» **PROVIDED INFORMATION**:

━━━━

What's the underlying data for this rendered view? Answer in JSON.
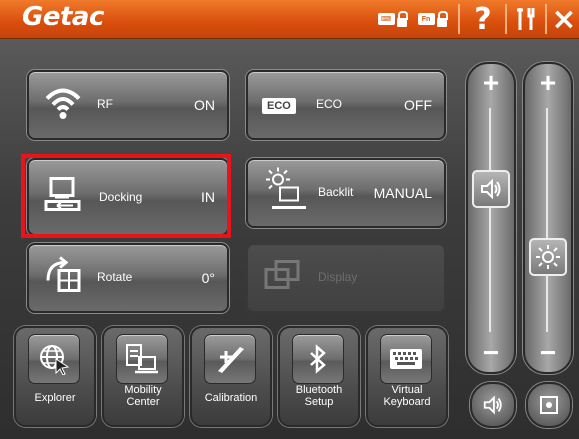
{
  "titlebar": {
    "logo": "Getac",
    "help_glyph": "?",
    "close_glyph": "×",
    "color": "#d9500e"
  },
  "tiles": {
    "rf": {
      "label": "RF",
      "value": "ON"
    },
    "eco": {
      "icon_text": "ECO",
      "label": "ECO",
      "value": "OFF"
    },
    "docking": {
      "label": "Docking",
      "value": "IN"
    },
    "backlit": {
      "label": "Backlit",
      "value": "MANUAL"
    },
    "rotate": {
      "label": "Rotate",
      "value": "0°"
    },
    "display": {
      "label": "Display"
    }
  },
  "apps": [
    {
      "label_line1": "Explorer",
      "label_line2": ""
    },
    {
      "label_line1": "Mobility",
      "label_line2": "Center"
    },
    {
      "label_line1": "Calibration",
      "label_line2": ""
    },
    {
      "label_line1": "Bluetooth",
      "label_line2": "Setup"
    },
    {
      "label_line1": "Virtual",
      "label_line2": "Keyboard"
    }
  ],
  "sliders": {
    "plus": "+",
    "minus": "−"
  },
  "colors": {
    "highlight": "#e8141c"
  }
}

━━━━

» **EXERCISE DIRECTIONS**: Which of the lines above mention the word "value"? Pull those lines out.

» **EXERCISE ANSWER**:
      "value": "ON"
      "value": "OFF"
      "value": "IN"
      "value": "MANUAL"
      "value": "0°"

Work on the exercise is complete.